## Exercise brief:
Starting at the line that holds "Read all visible content and emit it as JSON.", set down each line through the end of the listing, exactly as written and with nothing added.

## Dataset records:
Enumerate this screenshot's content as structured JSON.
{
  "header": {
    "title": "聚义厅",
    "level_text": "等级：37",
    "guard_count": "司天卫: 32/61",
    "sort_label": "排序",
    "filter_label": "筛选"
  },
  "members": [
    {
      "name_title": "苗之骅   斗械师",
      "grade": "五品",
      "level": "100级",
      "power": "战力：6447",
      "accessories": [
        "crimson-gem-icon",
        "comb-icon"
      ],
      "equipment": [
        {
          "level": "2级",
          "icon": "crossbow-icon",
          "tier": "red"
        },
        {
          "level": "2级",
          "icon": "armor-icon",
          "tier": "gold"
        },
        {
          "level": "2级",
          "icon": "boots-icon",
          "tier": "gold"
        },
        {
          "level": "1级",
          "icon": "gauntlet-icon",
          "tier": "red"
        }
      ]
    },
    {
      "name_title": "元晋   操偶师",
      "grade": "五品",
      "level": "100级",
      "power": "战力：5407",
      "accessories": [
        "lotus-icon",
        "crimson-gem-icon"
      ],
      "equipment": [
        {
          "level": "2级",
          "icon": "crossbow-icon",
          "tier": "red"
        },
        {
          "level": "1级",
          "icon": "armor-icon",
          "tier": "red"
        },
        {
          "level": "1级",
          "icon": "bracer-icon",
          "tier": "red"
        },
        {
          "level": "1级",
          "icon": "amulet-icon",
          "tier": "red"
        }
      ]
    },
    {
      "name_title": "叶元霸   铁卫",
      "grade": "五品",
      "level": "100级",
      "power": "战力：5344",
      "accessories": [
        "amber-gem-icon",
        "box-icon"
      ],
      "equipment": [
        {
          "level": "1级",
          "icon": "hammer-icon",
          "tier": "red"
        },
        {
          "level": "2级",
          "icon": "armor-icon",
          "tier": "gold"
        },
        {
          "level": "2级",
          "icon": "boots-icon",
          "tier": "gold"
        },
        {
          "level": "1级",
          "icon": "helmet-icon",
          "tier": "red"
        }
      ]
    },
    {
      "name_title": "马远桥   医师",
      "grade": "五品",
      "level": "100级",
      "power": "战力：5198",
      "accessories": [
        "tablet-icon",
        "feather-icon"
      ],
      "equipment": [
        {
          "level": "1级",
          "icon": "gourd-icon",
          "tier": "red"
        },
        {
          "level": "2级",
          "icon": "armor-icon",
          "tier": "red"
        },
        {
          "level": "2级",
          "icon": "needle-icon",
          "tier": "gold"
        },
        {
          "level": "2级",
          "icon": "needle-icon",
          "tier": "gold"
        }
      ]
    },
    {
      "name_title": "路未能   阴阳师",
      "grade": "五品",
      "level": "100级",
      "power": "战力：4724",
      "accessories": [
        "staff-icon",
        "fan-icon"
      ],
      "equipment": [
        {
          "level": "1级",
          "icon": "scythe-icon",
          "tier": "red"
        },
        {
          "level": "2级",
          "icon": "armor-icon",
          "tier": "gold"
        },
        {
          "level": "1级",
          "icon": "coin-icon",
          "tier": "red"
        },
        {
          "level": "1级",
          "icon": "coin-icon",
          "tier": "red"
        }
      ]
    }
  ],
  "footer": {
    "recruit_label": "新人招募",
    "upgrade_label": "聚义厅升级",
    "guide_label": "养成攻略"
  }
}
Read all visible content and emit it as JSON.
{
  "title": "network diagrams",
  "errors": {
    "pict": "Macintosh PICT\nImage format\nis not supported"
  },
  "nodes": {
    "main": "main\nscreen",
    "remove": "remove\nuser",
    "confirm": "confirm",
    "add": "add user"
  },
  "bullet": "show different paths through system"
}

## Exercise answer:
Read all visible content and emit it as JSON.
{
  "title": "network diagrams",
  "errors": {
    "pict": "Macintosh PICT\nImage format\nis not supported"
  },
  "nodes": {
    "main": "main\nscreen",
    "remove": "remove\nuser",
    "confirm": "confirm",
    "add": "add user"
  },
  "bullet": "show different paths through system"
}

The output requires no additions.